The Ministry of Science, ICT and Future Planning (MSIP) announced that it led efforts to discuss radio waves in the Asia Pacific region during the fifth WRC-15 preparatory meeting for ITU Members in Asia Pacific (APG-15-5), which took place in the Millennium Seoul Hilton between July 27 and Aug. 1.

The MSIP organized this event to create a final joint proposal for the Asia Pacific region prior to the World Radiocommunication Conference 2015 (WRC-15) to be held in Geneva, Switzerland from Nov. 2 to 27.​ The WRC is responsible for determining the Radio Regulations, the international treaty governing the use of the radio frequency spectrum and geostationary and non-geostationary satellite orbits.

The government agency said that it successfully included an agenda to secure additional frequency bands above 6 GHz as next-gen frequency bands for 5G networks in the final joint proposal. It is planning to come up with a specific plan to utilize the 6GHz frequency band during WRC-19 and to commercialize the frequency band by 2022.

It is difficult to steadily transmit radio waves to large areas in the 6GHz spectrum, according to the government. However, Seoul plans to widen its usability through research to advance 5G networks, under the circumstances that frequencies are getting depleted. 5G networks generally send radio waves nationwide for wireless Internet access using low frequency bands below 3GHz, and combine and use high frequency bands at a short distance. 

The MSIP is aiming to utilize the 6GHz frequency band for mobile broadband through technological research. An official at the MSIP noted, "We've recently succeeded in transmitting data from the 6GHz frequency band to a remote place with connection speeds of up to 7 Gbps." The official added, "We are going to devise a specific plan with the aim of introducing the agenda during WRC-19 and commercializing the 6GHz frequency band by 2022, thereby leading the efforts to standardize the frequency band."

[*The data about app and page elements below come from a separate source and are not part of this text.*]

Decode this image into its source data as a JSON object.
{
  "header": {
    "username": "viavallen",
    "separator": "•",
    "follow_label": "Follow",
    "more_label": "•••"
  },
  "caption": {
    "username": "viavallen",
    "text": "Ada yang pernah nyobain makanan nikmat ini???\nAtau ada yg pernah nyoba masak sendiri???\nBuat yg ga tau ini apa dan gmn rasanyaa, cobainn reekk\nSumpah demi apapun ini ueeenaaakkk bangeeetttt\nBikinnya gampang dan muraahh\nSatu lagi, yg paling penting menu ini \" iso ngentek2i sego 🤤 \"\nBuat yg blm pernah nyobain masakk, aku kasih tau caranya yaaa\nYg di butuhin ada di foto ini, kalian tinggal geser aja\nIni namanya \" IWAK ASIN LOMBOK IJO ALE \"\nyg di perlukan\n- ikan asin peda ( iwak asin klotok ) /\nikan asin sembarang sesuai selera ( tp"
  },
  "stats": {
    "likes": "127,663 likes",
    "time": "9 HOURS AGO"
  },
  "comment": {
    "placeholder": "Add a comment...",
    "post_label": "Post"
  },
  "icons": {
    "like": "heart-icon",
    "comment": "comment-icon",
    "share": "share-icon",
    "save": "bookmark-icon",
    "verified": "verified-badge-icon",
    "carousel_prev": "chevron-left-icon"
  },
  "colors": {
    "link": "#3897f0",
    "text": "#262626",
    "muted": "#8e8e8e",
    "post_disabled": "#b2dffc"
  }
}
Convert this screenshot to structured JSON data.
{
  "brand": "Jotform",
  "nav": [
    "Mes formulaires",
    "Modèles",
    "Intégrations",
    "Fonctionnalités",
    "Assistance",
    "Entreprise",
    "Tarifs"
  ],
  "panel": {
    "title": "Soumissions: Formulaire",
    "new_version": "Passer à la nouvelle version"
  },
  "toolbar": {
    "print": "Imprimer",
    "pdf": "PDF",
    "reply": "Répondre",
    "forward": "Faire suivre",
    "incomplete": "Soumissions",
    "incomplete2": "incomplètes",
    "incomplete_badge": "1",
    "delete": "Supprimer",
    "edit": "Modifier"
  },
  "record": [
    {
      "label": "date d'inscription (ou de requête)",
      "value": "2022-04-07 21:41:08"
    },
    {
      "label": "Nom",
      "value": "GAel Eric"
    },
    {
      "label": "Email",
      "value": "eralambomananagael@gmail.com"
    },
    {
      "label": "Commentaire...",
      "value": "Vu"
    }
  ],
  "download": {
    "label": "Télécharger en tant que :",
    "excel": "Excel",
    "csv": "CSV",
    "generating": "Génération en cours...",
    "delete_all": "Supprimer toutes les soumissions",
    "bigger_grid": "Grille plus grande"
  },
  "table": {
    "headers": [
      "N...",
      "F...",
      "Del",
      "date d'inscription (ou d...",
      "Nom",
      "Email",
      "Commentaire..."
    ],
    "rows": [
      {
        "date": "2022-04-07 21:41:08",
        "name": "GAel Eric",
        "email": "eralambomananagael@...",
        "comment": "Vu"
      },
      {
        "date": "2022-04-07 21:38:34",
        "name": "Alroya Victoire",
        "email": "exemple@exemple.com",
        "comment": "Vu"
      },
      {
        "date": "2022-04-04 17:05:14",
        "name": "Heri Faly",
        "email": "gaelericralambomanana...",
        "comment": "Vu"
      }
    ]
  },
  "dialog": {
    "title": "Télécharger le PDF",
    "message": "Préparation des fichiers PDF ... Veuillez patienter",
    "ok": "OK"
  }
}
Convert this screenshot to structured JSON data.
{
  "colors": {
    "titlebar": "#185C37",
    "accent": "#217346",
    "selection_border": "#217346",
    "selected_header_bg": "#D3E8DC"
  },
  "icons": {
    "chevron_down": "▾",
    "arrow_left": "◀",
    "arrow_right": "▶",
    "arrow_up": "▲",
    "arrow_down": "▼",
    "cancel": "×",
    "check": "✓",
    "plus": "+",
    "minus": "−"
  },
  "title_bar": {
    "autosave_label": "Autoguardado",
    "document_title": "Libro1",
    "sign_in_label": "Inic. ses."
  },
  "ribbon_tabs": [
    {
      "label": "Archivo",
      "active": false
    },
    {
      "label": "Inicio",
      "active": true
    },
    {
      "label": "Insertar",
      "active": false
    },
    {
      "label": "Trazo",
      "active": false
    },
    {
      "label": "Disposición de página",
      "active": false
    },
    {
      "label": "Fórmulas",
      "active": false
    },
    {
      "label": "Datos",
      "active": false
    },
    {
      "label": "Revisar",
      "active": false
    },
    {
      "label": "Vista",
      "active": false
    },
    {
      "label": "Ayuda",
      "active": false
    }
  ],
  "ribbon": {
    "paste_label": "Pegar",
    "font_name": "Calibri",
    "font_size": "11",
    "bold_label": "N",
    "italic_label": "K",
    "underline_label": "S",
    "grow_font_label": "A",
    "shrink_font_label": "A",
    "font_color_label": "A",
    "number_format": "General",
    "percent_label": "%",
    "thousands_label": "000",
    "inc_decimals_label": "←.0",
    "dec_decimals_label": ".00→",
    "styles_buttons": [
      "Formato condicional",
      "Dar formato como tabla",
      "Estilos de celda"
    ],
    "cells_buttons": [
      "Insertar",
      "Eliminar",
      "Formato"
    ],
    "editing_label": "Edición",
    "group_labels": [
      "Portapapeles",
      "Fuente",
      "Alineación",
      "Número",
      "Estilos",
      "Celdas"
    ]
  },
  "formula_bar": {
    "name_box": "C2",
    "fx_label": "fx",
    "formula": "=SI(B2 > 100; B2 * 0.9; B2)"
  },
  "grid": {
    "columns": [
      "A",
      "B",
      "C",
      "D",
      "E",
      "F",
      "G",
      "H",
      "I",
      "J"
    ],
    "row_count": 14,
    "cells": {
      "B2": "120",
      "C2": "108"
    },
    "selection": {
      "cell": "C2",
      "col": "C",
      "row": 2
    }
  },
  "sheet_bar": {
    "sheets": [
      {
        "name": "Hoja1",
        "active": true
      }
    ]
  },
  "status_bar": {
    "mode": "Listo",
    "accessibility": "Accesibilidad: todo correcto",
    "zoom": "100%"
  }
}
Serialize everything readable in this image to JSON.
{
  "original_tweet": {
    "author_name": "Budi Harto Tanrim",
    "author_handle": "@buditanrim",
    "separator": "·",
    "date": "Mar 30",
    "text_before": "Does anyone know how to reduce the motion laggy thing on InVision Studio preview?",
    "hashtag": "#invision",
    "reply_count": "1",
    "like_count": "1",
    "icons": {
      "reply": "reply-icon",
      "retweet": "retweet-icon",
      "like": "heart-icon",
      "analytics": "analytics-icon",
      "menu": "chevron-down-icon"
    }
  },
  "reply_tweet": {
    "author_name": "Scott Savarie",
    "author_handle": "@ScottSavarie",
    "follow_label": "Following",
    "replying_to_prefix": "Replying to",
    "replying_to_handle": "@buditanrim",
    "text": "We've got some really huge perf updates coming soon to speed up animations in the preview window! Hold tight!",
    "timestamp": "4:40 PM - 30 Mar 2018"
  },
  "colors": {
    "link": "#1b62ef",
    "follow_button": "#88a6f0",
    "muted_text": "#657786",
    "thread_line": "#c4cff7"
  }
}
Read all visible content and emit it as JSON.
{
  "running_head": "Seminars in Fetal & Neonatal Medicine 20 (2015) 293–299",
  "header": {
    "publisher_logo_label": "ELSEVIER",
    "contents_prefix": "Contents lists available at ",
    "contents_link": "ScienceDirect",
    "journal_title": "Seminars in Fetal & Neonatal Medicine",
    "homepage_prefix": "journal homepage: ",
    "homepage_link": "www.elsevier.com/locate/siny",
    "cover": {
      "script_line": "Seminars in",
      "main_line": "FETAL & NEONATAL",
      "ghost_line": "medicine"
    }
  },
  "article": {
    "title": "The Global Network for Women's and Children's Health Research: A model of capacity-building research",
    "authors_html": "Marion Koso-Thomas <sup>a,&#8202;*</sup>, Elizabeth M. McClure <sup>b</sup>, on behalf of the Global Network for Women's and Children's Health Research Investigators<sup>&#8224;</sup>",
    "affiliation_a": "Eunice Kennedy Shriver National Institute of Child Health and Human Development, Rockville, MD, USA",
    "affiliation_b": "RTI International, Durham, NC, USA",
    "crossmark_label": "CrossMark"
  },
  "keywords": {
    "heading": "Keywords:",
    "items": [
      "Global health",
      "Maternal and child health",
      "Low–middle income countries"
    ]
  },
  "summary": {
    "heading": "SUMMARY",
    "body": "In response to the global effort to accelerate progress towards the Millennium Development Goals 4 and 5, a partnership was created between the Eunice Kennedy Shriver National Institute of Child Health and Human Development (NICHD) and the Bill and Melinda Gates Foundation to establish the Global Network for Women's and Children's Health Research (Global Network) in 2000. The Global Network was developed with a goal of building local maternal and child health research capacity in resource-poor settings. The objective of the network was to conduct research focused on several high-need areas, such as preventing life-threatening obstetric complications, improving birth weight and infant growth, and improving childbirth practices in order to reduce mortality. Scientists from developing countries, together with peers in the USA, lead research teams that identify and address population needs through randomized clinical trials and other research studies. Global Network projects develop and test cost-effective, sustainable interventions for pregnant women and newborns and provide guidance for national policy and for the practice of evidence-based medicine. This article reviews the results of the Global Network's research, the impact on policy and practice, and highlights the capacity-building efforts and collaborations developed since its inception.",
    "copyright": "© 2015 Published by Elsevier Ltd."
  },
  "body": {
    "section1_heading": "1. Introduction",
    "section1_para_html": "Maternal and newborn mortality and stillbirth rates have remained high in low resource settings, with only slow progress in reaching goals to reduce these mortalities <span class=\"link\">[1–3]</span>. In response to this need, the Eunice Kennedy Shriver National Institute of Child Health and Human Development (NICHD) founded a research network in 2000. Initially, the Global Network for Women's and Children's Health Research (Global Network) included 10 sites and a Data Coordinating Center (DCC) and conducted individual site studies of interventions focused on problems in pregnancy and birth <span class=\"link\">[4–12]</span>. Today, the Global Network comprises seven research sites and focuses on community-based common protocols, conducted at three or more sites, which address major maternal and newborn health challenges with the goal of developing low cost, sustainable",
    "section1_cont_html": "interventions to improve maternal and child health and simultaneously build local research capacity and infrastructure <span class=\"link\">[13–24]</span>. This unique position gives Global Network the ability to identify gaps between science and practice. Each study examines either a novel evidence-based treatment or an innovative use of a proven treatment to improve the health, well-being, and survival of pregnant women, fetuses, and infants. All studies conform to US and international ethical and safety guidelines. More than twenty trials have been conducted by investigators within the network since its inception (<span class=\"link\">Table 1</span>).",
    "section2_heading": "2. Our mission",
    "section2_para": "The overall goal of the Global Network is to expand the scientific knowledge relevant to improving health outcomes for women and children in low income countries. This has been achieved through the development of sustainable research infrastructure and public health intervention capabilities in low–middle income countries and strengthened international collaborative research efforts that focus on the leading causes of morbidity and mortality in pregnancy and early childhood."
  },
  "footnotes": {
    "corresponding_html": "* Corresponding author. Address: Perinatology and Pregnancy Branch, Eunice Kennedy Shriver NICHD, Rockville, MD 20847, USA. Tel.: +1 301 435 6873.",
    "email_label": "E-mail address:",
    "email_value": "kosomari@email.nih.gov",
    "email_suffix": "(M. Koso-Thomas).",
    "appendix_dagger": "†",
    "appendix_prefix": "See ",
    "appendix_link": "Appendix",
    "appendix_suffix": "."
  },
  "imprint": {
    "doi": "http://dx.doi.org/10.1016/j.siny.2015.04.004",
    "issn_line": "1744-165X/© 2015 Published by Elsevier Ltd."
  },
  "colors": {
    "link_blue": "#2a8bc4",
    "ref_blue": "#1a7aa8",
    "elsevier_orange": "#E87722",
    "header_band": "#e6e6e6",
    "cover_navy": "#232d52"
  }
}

At the event, 29 final joint proposals were adopted, including the 700 MHz frequency band for the national disaster safety communications network and radar frequency bands for cars. New agendas to allocate frequency bands in the fields of intelligent transportation systems, railway communication, and wireless power transmission were cultivated as well.